Ask any Moroccan about the status of the Western Sahara and they will insist it belongs to their country, yet the UN is clear that this is still under dispute. Local maps may show this region as a seamless continuation of the hammada around Tarfaya, but few outside Morocco will agree.

This area largely comprises the former colonies of Spanish Sahara and part of the Tarfaya Strip. Crossing the vast tracts of desert here, one does marvel at the dispute. The towns are merely administrative centres, and the terrain stretching away from the N1 is featureless, arid, inhospitable and uninviting. Despite this distinct lack of postcard prettiness, this environment has phosphate, oil and fishing potential – significant factors in the dispute.

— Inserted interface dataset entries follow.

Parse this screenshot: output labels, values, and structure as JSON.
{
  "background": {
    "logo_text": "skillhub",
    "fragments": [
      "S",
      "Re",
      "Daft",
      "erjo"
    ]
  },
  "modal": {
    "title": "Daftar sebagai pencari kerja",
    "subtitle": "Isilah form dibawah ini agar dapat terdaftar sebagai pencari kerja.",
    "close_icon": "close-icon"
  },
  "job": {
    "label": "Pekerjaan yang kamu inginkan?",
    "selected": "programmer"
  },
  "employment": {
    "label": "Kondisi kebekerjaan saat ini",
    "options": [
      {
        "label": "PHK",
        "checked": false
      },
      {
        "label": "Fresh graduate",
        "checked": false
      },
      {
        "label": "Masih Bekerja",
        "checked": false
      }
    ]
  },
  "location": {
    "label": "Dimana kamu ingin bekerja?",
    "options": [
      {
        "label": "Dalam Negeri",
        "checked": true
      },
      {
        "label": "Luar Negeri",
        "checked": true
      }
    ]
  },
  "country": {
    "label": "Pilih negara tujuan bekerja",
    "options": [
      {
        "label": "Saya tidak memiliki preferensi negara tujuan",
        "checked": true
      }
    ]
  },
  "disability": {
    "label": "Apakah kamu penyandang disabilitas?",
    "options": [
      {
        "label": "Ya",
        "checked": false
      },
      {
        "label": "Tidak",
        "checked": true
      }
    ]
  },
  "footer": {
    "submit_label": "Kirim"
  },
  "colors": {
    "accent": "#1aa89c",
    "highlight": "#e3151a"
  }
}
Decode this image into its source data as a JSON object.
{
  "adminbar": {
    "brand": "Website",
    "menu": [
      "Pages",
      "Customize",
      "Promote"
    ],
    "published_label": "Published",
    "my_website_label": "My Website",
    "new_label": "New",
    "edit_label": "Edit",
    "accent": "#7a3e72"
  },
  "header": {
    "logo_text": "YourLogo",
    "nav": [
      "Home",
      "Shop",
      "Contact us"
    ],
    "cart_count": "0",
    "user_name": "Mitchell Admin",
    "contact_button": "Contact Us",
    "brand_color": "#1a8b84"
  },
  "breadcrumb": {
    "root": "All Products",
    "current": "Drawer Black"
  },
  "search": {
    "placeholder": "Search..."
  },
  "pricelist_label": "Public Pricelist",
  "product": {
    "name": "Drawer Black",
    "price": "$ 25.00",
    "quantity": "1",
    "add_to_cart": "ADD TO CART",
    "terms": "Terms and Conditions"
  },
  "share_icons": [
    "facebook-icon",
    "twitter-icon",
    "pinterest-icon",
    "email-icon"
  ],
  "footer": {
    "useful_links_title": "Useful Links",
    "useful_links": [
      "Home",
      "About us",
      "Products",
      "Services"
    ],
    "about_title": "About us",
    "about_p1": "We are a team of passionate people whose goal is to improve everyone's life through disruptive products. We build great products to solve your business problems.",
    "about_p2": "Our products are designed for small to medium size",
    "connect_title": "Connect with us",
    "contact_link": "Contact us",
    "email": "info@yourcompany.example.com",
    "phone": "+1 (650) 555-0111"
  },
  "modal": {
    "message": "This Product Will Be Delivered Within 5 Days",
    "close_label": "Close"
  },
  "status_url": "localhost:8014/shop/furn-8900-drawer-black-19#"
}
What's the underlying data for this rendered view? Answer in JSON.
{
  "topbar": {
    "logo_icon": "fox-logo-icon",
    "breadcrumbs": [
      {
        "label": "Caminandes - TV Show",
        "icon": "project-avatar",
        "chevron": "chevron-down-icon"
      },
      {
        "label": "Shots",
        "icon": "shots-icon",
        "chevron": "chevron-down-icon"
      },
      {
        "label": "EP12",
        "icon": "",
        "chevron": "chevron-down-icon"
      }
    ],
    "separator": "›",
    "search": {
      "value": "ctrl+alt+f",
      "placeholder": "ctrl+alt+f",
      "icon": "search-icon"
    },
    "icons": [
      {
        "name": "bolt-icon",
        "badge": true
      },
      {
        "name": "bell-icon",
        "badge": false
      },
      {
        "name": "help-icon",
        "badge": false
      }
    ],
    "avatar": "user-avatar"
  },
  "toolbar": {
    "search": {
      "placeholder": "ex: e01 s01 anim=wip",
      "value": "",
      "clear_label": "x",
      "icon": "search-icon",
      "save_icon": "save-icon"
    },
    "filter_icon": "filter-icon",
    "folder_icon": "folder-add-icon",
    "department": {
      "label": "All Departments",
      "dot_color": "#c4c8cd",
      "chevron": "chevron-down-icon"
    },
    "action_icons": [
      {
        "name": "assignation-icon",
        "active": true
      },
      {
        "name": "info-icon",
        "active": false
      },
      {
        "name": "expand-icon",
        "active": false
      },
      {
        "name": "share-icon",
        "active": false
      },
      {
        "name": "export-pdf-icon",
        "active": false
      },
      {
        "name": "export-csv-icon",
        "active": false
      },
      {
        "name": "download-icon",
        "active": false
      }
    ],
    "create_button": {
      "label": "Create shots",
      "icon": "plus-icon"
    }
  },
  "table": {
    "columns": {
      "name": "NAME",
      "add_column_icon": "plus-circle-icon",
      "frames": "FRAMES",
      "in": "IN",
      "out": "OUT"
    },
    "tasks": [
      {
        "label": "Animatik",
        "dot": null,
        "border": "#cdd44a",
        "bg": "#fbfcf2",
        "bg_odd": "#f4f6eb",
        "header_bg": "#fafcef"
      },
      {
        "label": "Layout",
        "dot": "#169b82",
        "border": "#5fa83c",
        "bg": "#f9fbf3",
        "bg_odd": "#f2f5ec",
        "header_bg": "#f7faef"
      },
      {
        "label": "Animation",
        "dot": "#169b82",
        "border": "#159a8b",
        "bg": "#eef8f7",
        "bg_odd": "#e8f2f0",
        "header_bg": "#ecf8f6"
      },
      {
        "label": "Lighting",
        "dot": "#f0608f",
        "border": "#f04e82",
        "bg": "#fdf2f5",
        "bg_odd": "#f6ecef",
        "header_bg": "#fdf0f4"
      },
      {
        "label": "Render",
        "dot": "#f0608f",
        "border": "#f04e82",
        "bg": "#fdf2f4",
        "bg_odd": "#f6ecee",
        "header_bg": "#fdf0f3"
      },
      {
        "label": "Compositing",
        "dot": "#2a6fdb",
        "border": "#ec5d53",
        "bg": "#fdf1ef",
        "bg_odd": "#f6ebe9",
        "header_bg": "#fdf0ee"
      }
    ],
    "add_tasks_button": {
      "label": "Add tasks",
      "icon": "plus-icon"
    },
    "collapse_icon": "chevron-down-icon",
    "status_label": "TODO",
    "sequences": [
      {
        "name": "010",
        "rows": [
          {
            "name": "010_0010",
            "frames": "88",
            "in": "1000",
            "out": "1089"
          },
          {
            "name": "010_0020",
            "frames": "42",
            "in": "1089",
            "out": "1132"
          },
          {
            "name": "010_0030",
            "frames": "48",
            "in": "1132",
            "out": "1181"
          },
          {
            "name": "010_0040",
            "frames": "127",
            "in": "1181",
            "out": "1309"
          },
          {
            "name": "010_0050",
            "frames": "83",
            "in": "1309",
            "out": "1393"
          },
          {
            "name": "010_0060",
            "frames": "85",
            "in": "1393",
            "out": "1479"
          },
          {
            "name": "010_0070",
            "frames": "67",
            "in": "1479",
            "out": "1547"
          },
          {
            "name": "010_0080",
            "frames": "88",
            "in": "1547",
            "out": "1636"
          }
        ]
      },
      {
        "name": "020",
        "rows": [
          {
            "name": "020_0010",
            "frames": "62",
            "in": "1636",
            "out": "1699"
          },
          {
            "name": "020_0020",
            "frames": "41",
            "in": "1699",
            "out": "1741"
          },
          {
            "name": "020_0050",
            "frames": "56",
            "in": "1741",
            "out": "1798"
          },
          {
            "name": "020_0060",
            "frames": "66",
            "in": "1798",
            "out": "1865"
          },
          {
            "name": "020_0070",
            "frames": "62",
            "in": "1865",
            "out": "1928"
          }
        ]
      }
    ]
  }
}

It’s one of the world’s most sparsely populated territories, and, despite the 1991 ceasefire in the Polisario-led war, the Moroccan military sometimes seem to outnumber civilians. If you want to appreciate the Sahara and see oases and dunes, the likes of Merzouga, Figuig and Tata are better choices – more scenic, safer and reached via less gruelling journeys from central Morocco. For travellers who need to cross the Western Sahara to reach Mauritania, bear in mind that this is a disputed area and read our safety guidelines.